WORK REQUIRED = Copy out each line in the material below that has the word "MenuChinh".

SUPPLIED DATA =
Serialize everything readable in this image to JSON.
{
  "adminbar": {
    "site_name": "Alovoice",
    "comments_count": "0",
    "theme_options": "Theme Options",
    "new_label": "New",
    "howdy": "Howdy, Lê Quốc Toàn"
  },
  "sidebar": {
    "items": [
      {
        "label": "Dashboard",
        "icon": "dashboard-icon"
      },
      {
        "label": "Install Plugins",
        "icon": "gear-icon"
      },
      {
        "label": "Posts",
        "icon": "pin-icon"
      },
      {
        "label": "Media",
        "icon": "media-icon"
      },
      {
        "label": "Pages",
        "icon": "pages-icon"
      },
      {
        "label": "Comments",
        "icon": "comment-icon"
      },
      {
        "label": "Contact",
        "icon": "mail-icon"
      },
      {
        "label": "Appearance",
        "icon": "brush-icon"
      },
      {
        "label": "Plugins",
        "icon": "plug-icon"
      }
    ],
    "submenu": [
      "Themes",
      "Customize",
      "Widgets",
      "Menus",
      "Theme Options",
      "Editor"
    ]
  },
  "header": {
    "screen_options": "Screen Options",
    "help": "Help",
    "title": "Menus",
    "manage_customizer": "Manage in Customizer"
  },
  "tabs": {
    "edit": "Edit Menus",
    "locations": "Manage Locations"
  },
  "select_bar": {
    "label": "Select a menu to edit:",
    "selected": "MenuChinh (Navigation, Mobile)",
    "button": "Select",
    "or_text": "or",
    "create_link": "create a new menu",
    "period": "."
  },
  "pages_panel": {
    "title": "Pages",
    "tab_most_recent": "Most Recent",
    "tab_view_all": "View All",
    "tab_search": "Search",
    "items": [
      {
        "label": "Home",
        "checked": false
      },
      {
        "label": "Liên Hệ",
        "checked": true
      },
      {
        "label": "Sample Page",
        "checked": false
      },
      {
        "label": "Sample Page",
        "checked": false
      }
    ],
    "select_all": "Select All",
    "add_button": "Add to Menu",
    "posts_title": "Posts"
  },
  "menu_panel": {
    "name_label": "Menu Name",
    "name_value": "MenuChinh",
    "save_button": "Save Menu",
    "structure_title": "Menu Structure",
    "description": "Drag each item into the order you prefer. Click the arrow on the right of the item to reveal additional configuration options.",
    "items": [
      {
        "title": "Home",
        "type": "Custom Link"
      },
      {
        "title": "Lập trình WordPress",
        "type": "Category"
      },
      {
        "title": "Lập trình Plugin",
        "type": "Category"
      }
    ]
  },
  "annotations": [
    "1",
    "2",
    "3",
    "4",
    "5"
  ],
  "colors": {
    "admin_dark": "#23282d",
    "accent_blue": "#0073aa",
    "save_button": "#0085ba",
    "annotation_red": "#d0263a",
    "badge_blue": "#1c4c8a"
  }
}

OUTPUT FOR THIS EXERCISE =
    "selected": "MenuChinh (Navigation, Mobile)",
    "name_value": "MenuChinh",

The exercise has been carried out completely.